“Not knowing what was going to happen, I decided, ‘Hey, let me sleep with the guy I’m dating,'” Paugh recalled of his decision to make the two-day trip to Houston . The two have been together ever since.
Paugh, of Polish and Filipino descent, is the son of two Air Force members. He was born in California City, California, near Edwards Air Force Base, and spent most of his childhood in Goodyear, Arizona. In high school, he became involved in theater, primarily as a performer. He had made exactly one costume at some point before enrolling at Otterbein University in Westerville, Ohio, where he was encouraged to try his hand at costume.
When Paugh got his bachelor’s degree in costume design and construction, he landed an internship at Cirque du Soleil in Las Vegas. After six months of work on their Zarkana production, he moved to the KA Circus show that was also in Vegas. He worked there for four years until the pandemic shut him down.
He continues his association with the Cirque family through an annual fundraising event called Circus Couture, with proceeds going to Cure 4 the Kids Foundation. A wide range of designers and artists, many from Cirque, donate their talents to this foundation each year. “Fashion, art, circus, those are the hashtags for the event,” says Paugh.
“I’ve been very lucky in my career path,” he admits. “I’m 29, and hitting Cirque right out of college was a huge deal.”
Paugh started at Houston Ballet in June 2021, so he stayed in Houston for about a year before landing a full-time job in his chosen field. He describes becoming a costume shop manager as the next step in his career. “I took this job to understand the costume and backstage management side,” he explains. “TO KAit was more edits—someone running in the middle of the show with a broken zipper. Alright, how long do you have? Five minutes? Let me remove the zipper and add a new one. There you go, you’re ready to go. This kind of controlled chaos may not be his everyday life anymore, but it is no less busy.
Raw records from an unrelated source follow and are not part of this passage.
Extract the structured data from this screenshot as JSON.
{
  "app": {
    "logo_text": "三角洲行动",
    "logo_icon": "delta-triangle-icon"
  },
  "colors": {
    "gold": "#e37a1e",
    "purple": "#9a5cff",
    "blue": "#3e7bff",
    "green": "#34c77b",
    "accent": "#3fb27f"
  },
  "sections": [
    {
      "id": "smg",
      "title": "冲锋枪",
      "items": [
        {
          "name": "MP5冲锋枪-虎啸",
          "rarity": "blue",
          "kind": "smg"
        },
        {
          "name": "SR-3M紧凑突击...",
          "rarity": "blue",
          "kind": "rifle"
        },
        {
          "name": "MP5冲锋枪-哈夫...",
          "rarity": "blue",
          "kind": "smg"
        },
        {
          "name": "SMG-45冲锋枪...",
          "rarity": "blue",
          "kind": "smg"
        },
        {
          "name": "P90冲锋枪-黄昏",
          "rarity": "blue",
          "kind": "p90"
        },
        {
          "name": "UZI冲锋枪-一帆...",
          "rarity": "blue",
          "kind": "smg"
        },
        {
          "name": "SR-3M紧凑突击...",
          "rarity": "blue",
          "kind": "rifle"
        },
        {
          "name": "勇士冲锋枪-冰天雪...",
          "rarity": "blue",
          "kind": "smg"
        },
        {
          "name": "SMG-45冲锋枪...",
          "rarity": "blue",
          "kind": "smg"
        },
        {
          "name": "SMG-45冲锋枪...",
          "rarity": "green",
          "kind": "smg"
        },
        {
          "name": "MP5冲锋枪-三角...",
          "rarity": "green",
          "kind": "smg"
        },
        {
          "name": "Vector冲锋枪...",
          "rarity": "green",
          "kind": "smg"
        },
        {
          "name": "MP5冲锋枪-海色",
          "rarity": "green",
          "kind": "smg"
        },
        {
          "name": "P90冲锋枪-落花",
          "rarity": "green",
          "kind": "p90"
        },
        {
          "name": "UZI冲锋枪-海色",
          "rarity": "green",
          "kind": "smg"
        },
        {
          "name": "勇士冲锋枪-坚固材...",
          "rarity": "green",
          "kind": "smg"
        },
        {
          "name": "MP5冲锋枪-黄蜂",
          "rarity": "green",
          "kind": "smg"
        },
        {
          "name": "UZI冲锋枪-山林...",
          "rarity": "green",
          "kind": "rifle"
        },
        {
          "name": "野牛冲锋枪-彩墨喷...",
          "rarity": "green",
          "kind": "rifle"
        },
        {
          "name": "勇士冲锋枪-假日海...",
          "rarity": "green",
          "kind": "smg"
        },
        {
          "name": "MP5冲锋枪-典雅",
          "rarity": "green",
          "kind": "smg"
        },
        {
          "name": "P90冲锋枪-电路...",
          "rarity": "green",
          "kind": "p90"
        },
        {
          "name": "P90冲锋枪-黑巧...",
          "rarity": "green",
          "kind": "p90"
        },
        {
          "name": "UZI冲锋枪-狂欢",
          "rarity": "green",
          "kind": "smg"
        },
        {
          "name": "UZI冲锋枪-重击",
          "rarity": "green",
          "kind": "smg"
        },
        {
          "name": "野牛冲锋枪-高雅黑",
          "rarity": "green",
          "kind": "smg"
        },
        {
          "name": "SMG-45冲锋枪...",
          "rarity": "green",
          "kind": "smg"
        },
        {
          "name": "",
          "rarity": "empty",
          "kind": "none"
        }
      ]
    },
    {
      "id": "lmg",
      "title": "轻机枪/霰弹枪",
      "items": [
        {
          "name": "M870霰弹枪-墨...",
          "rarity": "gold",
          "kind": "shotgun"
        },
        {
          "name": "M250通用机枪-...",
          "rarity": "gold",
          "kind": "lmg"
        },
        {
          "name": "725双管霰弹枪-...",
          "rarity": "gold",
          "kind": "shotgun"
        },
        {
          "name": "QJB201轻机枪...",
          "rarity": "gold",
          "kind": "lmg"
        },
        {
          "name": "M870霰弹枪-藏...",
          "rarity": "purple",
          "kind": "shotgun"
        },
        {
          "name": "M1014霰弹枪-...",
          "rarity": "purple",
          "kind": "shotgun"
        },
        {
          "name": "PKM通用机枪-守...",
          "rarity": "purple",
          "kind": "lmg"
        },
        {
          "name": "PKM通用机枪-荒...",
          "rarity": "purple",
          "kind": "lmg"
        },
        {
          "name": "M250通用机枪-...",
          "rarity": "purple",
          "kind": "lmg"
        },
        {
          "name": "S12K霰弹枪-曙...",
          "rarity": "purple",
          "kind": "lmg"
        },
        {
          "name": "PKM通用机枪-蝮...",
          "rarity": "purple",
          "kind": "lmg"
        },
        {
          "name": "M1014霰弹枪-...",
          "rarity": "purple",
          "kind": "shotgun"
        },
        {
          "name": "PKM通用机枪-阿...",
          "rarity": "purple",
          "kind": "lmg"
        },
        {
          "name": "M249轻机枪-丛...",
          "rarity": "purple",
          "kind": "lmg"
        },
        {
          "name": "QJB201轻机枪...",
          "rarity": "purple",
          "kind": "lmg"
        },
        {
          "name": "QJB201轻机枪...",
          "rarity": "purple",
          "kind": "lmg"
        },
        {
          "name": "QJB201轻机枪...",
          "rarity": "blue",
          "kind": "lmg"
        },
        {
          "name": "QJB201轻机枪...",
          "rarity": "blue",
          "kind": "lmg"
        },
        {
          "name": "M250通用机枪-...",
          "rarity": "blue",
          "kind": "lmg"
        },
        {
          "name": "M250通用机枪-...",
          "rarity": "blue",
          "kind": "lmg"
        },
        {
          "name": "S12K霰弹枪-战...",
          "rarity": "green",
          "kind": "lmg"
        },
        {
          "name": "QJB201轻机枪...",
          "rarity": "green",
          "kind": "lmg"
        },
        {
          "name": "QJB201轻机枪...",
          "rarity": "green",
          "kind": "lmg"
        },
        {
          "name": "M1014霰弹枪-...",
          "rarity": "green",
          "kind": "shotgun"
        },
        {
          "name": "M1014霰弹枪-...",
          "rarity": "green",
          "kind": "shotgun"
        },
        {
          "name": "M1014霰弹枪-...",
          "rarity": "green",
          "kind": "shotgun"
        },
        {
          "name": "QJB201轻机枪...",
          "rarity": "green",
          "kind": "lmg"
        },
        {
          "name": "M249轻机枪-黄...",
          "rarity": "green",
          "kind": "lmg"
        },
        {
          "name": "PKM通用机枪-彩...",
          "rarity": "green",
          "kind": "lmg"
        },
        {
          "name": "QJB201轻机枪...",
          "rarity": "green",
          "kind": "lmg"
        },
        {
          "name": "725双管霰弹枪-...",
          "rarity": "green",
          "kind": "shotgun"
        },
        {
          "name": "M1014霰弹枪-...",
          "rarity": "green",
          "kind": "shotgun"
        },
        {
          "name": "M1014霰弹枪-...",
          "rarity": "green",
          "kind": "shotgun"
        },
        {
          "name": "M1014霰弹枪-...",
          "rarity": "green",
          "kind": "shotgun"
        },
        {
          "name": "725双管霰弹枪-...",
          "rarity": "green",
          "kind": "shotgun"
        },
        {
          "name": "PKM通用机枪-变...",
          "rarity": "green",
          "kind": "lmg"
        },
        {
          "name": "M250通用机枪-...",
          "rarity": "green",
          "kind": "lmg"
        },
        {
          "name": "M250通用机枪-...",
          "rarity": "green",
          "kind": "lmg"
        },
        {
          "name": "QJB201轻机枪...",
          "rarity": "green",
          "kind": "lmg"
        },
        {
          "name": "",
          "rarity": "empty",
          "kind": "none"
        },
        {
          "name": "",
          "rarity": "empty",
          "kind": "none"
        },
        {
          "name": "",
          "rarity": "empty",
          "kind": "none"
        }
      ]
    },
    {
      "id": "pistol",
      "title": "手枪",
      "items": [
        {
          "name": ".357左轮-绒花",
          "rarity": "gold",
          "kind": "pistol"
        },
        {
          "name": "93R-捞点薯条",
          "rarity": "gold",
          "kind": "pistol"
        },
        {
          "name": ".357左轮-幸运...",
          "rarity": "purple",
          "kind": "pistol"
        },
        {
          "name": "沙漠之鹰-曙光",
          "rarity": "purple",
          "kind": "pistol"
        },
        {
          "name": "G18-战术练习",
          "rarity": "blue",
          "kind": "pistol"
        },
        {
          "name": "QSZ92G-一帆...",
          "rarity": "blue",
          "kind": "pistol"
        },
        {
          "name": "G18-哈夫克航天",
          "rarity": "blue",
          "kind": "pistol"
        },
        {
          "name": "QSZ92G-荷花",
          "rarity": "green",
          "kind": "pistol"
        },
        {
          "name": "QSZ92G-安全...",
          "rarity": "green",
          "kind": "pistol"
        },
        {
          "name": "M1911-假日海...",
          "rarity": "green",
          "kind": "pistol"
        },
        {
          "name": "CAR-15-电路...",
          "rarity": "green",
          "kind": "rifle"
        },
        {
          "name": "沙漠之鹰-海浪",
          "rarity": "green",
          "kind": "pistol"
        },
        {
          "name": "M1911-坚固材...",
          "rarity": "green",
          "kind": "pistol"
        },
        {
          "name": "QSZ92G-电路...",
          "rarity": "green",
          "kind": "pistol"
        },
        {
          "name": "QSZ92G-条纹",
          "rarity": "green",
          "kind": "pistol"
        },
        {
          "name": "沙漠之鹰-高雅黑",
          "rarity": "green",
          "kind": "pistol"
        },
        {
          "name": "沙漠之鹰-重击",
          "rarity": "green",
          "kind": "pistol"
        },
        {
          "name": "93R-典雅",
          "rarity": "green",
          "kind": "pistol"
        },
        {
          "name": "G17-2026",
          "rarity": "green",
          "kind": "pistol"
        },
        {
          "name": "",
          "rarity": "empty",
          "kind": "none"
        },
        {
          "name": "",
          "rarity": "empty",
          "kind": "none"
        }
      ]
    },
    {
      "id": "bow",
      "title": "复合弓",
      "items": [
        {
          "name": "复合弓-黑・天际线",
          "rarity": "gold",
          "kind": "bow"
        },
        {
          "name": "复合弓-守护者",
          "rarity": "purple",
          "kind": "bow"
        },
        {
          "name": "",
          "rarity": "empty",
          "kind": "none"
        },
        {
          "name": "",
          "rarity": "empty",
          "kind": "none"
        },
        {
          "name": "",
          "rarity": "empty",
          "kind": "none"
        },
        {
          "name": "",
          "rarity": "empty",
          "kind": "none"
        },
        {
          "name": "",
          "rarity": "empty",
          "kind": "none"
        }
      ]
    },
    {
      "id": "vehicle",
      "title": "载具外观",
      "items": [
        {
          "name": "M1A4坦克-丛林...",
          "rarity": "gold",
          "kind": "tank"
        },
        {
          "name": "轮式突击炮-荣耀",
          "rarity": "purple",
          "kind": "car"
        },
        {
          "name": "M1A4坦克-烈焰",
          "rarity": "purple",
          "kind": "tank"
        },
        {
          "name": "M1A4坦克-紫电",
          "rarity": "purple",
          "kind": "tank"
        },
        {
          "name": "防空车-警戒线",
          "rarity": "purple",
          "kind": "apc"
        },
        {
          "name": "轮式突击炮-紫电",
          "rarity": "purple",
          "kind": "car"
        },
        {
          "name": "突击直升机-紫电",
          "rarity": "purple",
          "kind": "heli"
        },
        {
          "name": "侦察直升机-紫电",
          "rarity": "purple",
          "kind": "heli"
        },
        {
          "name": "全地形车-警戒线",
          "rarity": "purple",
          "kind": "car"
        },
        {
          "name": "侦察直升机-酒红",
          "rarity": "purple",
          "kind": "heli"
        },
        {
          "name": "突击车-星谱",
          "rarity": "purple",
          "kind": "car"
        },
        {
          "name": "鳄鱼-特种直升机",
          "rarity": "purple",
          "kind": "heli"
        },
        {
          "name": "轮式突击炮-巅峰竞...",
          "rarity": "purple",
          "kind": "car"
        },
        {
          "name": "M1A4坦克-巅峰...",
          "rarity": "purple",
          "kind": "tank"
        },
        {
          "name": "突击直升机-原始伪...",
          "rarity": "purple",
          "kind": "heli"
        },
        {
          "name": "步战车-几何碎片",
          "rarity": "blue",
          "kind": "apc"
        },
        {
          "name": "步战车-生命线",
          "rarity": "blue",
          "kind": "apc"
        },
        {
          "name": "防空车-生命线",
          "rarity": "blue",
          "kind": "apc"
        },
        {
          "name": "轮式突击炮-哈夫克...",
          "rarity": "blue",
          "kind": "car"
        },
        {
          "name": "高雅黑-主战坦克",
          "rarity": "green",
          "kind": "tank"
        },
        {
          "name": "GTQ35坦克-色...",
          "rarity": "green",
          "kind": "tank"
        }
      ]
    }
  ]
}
For example, for their next cover of The sylph, a 1980s production, Paugh must pull the costumes from storage to decide what repairs to make and compare them to old design drawings or production photos to keep them true to the designer’s original intent. Once he evaluates the costumes, he works out the work schedule and assignments in the shop to get it all done. In this program, there are fittings with the dancers and meetings with other production staff.
What everyone may not know is that when a Houston Ballet production has multiple casts, the same costume must be worn by everyone dancing the same character. “It’s very exciting when you get a show with four actors and we have a costume for six different people, and they’re all different sizes,” Paugh said. “We don’t have the budget or the time to give everyone their own costume, so there’s a lot of sharing. Sometimes it’s just one or two suits, and you make it work.
Paugh also has experience as a drag performer, something he has yet to do in Houston. “I’ve looked into it, but right now, starting this position with ballet and having the majority of my drag outfits still in Las Vegas, I’m waiting to be more settled and possibly make an appearance. !”
As he enjoys his work at the ballet and contemplates his first drag performance in Houston, he has another important goal to think about. “At the end of the day, I would really like to work on spacesuits,” he says. Yes, space suits, as in NASA, Space X and Axiom Space astronauts. “I was thinking, how can I merge my love for star wars and what do I do now? He answers his own question as if a light bulb appeared above his head. “Wait, someone has to make the spacesuits!” One of his pandemic activities was taking a course on aerospace structures and materials through edX, an online training center.
From the circus to the ballet to the drag scene and finally to space, Paugh lets nothing get in his way as he literally reaches for the stars.
For more information, visit houstonballet.org.